» Source data

──────

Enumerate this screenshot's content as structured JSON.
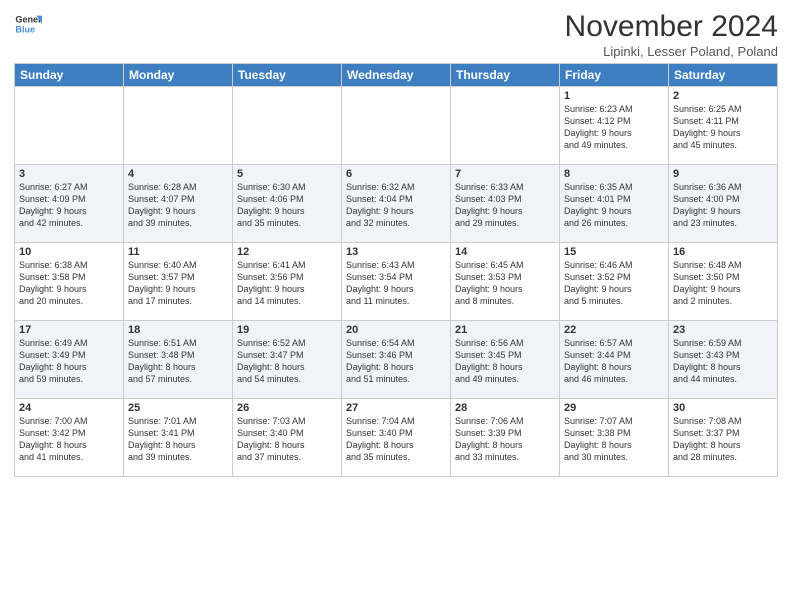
{
  "logo": {
    "line1": "General",
    "line2": "Blue"
  },
  "title": "November 2024",
  "subtitle": "Lipinki, Lesser Poland, Poland",
  "weekdays": [
    "Sunday",
    "Monday",
    "Tuesday",
    "Wednesday",
    "Thursday",
    "Friday",
    "Saturday"
  ],
  "weeks": [
    [
      {
        "day": "",
        "info": ""
      },
      {
        "day": "",
        "info": ""
      },
      {
        "day": "",
        "info": ""
      },
      {
        "day": "",
        "info": ""
      },
      {
        "day": "",
        "info": ""
      },
      {
        "day": "1",
        "info": "Sunrise: 6:23 AM\nSunset: 4:12 PM\nDaylight: 9 hours\nand 49 minutes."
      },
      {
        "day": "2",
        "info": "Sunrise: 6:25 AM\nSunset: 4:11 PM\nDaylight: 9 hours\nand 45 minutes."
      }
    ],
    [
      {
        "day": "3",
        "info": "Sunrise: 6:27 AM\nSunset: 4:09 PM\nDaylight: 9 hours\nand 42 minutes."
      },
      {
        "day": "4",
        "info": "Sunrise: 6:28 AM\nSunset: 4:07 PM\nDaylight: 9 hours\nand 39 minutes."
      },
      {
        "day": "5",
        "info": "Sunrise: 6:30 AM\nSunset: 4:06 PM\nDaylight: 9 hours\nand 35 minutes."
      },
      {
        "day": "6",
        "info": "Sunrise: 6:32 AM\nSunset: 4:04 PM\nDaylight: 9 hours\nand 32 minutes."
      },
      {
        "day": "7",
        "info": "Sunrise: 6:33 AM\nSunset: 4:03 PM\nDaylight: 9 hours\nand 29 minutes."
      },
      {
        "day": "8",
        "info": "Sunrise: 6:35 AM\nSunset: 4:01 PM\nDaylight: 9 hours\nand 26 minutes."
      },
      {
        "day": "9",
        "info": "Sunrise: 6:36 AM\nSunset: 4:00 PM\nDaylight: 9 hours\nand 23 minutes."
      }
    ],
    [
      {
        "day": "10",
        "info": "Sunrise: 6:38 AM\nSunset: 3:58 PM\nDaylight: 9 hours\nand 20 minutes."
      },
      {
        "day": "11",
        "info": "Sunrise: 6:40 AM\nSunset: 3:57 PM\nDaylight: 9 hours\nand 17 minutes."
      },
      {
        "day": "12",
        "info": "Sunrise: 6:41 AM\nSunset: 3:56 PM\nDaylight: 9 hours\nand 14 minutes."
      },
      {
        "day": "13",
        "info": "Sunrise: 6:43 AM\nSunset: 3:54 PM\nDaylight: 9 hours\nand 11 minutes."
      },
      {
        "day": "14",
        "info": "Sunrise: 6:45 AM\nSunset: 3:53 PM\nDaylight: 9 hours\nand 8 minutes."
      },
      {
        "day": "15",
        "info": "Sunrise: 6:46 AM\nSunset: 3:52 PM\nDaylight: 9 hours\nand 5 minutes."
      },
      {
        "day": "16",
        "info": "Sunrise: 6:48 AM\nSunset: 3:50 PM\nDaylight: 9 hours\nand 2 minutes."
      }
    ],
    [
      {
        "day": "17",
        "info": "Sunrise: 6:49 AM\nSunset: 3:49 PM\nDaylight: 8 hours\nand 59 minutes."
      },
      {
        "day": "18",
        "info": "Sunrise: 6:51 AM\nSunset: 3:48 PM\nDaylight: 8 hours\nand 57 minutes."
      },
      {
        "day": "19",
        "info": "Sunrise: 6:52 AM\nSunset: 3:47 PM\nDaylight: 8 hours\nand 54 minutes."
      },
      {
        "day": "20",
        "info": "Sunrise: 6:54 AM\nSunset: 3:46 PM\nDaylight: 8 hours\nand 51 minutes."
      },
      {
        "day": "21",
        "info": "Sunrise: 6:56 AM\nSunset: 3:45 PM\nDaylight: 8 hours\nand 49 minutes."
      },
      {
        "day": "22",
        "info": "Sunrise: 6:57 AM\nSunset: 3:44 PM\nDaylight: 8 hours\nand 46 minutes."
      },
      {
        "day": "23",
        "info": "Sunrise: 6:59 AM\nSunset: 3:43 PM\nDaylight: 8 hours\nand 44 minutes."
      }
    ],
    [
      {
        "day": "24",
        "info": "Sunrise: 7:00 AM\nSunset: 3:42 PM\nDaylight: 8 hours\nand 41 minutes."
      },
      {
        "day": "25",
        "info": "Sunrise: 7:01 AM\nSunset: 3:41 PM\nDaylight: 8 hours\nand 39 minutes."
      },
      {
        "day": "26",
        "info": "Sunrise: 7:03 AM\nSunset: 3:40 PM\nDaylight: 8 hours\nand 37 minutes."
      },
      {
        "day": "27",
        "info": "Sunrise: 7:04 AM\nSunset: 3:40 PM\nDaylight: 8 hours\nand 35 minutes."
      },
      {
        "day": "28",
        "info": "Sunrise: 7:06 AM\nSunset: 3:39 PM\nDaylight: 8 hours\nand 33 minutes."
      },
      {
        "day": "29",
        "info": "Sunrise: 7:07 AM\nSunset: 3:38 PM\nDaylight: 8 hours\nand 30 minutes."
      },
      {
        "day": "30",
        "info": "Sunrise: 7:08 AM\nSunset: 3:37 PM\nDaylight: 8 hours\nand 28 minutes."
      }
    ]
  ]
}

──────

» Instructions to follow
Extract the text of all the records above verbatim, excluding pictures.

» Written answer
Enumerate this screenshot's content as structured JSON.
{
  "logo": {
    "line1": "General",
    "line2": "Blue"
  },
  "title": "November 2024",
  "subtitle": "Lipinki, Lesser Poland, Poland",
  "weekdays": [
    "Sunday",
    "Monday",
    "Tuesday",
    "Wednesday",
    "Thursday",
    "Friday",
    "Saturday"
  ],
  "weeks": [
    [
      {
        "day": "",
        "info": ""
      },
      {
        "day": "",
        "info": ""
      },
      {
        "day": "",
        "info": ""
      },
      {
        "day": "",
        "info": ""
      },
      {
        "day": "",
        "info": ""
      },
      {
        "day": "1",
        "info": "Sunrise: 6:23 AM\nSunset: 4:12 PM\nDaylight: 9 hours\nand 49 minutes."
      },
      {
        "day": "2",
        "info": "Sunrise: 6:25 AM\nSunset: 4:11 PM\nDaylight: 9 hours\nand 45 minutes."
      }
    ],
    [
      {
        "day": "3",
        "info": "Sunrise: 6:27 AM\nSunset: 4:09 PM\nDaylight: 9 hours\nand 42 minutes."
      },
      {
        "day": "4",
        "info": "Sunrise: 6:28 AM\nSunset: 4:07 PM\nDaylight: 9 hours\nand 39 minutes."
      },
      {
        "day": "5",
        "info": "Sunrise: 6:30 AM\nSunset: 4:06 PM\nDaylight: 9 hours\nand 35 minutes."
      },
      {
        "day": "6",
        "info": "Sunrise: 6:32 AM\nSunset: 4:04 PM\nDaylight: 9 hours\nand 32 minutes."
      },
      {
        "day": "7",
        "info": "Sunrise: 6:33 AM\nSunset: 4:03 PM\nDaylight: 9 hours\nand 29 minutes."
      },
      {
        "day": "8",
        "info": "Sunrise: 6:35 AM\nSunset: 4:01 PM\nDaylight: 9 hours\nand 26 minutes."
      },
      {
        "day": "9",
        "info": "Sunrise: 6:36 AM\nSunset: 4:00 PM\nDaylight: 9 hours\nand 23 minutes."
      }
    ],
    [
      {
        "day": "10",
        "info": "Sunrise: 6:38 AM\nSunset: 3:58 PM\nDaylight: 9 hours\nand 20 minutes."
      },
      {
        "day": "11",
        "info": "Sunrise: 6:40 AM\nSunset: 3:57 PM\nDaylight: 9 hours\nand 17 minutes."
      },
      {
        "day": "12",
        "info": "Sunrise: 6:41 AM\nSunset: 3:56 PM\nDaylight: 9 hours\nand 14 minutes."
      },
      {
        "day": "13",
        "info": "Sunrise: 6:43 AM\nSunset: 3:54 PM\nDaylight: 9 hours\nand 11 minutes."
      },
      {
        "day": "14",
        "info": "Sunrise: 6:45 AM\nSunset: 3:53 PM\nDaylight: 9 hours\nand 8 minutes."
      },
      {
        "day": "15",
        "info": "Sunrise: 6:46 AM\nSunset: 3:52 PM\nDaylight: 9 hours\nand 5 minutes."
      },
      {
        "day": "16",
        "info": "Sunrise: 6:48 AM\nSunset: 3:50 PM\nDaylight: 9 hours\nand 2 minutes."
      }
    ],
    [
      {
        "day": "17",
        "info": "Sunrise: 6:49 AM\nSunset: 3:49 PM\nDaylight: 8 hours\nand 59 minutes."
      },
      {
        "day": "18",
        "info": "Sunrise: 6:51 AM\nSunset: 3:48 PM\nDaylight: 8 hours\nand 57 minutes."
      },
      {
        "day": "19",
        "info": "Sunrise: 6:52 AM\nSunset: 3:47 PM\nDaylight: 8 hours\nand 54 minutes."
      },
      {
        "day": "20",
        "info": "Sunrise: 6:54 AM\nSunset: 3:46 PM\nDaylight: 8 hours\nand 51 minutes."
      },
      {
        "day": "21",
        "info": "Sunrise: 6:56 AM\nSunset: 3:45 PM\nDaylight: 8 hours\nand 49 minutes."
      },
      {
        "day": "22",
        "info": "Sunrise: 6:57 AM\nSunset: 3:44 PM\nDaylight: 8 hours\nand 46 minutes."
      },
      {
        "day": "23",
        "info": "Sunrise: 6:59 AM\nSunset: 3:43 PM\nDaylight: 8 hours\nand 44 minutes."
      }
    ],
    [
      {
        "day": "24",
        "info": "Sunrise: 7:00 AM\nSunset: 3:42 PM\nDaylight: 8 hours\nand 41 minutes."
      },
      {
        "day": "25",
        "info": "Sunrise: 7:01 AM\nSunset: 3:41 PM\nDaylight: 8 hours\nand 39 minutes."
      },
      {
        "day": "26",
        "info": "Sunrise: 7:03 AM\nSunset: 3:40 PM\nDaylight: 8 hours\nand 37 minutes."
      },
      {
        "day": "27",
        "info": "Sunrise: 7:04 AM\nSunset: 3:40 PM\nDaylight: 8 hours\nand 35 minutes."
      },
      {
        "day": "28",
        "info": "Sunrise: 7:06 AM\nSunset: 3:39 PM\nDaylight: 8 hours\nand 33 minutes."
      },
      {
        "day": "29",
        "info": "Sunrise: 7:07 AM\nSunset: 3:38 PM\nDaylight: 8 hours\nand 30 minutes."
      },
      {
        "day": "30",
        "info": "Sunrise: 7:08 AM\nSunset: 3:37 PM\nDaylight: 8 hours\nand 28 minutes."
      }
    ]
  ]
}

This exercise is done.